## What you have to do
Reproduce the records that follow without alteration, apart from removing the pictures.

________________________

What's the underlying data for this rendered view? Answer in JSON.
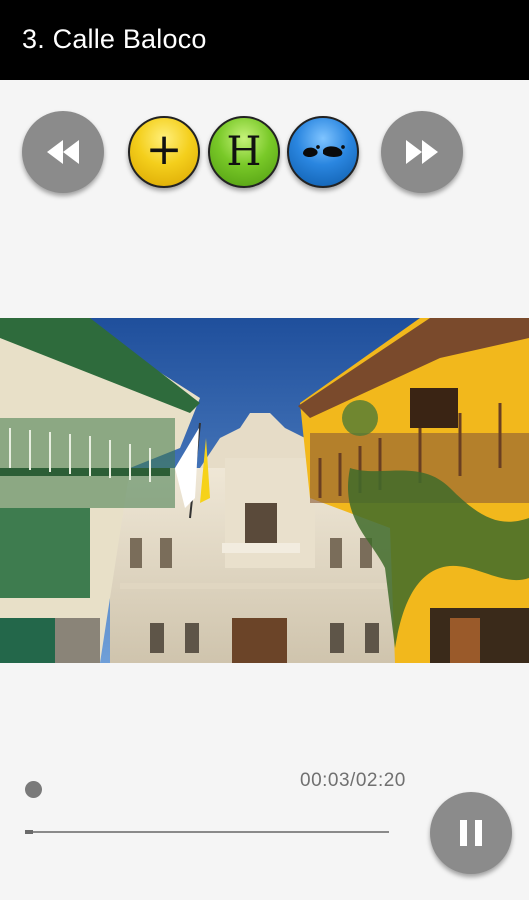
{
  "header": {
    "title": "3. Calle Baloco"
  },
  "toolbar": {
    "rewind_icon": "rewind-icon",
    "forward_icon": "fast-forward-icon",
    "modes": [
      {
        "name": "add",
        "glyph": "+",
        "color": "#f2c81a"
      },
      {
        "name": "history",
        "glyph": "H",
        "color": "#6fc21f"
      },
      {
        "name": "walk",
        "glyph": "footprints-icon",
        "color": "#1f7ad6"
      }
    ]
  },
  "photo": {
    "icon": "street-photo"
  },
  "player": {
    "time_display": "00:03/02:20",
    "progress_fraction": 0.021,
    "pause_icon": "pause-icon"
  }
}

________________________

## Answer to the problem
What's the underlying data for this rendered view? Answer in JSON.
{
  "header": {
    "title": "3. Calle Baloco"
  },
  "toolbar": {
    "rewind_icon": "rewind-icon",
    "forward_icon": "fast-forward-icon",
    "modes": [
      {
        "name": "add",
        "glyph": "+",
        "color": "#f2c81a"
      },
      {
        "name": "history",
        "glyph": "H",
        "color": "#6fc21f"
      },
      {
        "name": "walk",
        "glyph": "footprints-icon",
        "color": "#1f7ad6"
      }
    ]
  },
  "photo": {
    "icon": "street-photo"
  },
  "player": {
    "time_display": "00:03/02:20",
    "progress_fraction": 0.021,
    "pause_icon": "pause-icon"
  }
}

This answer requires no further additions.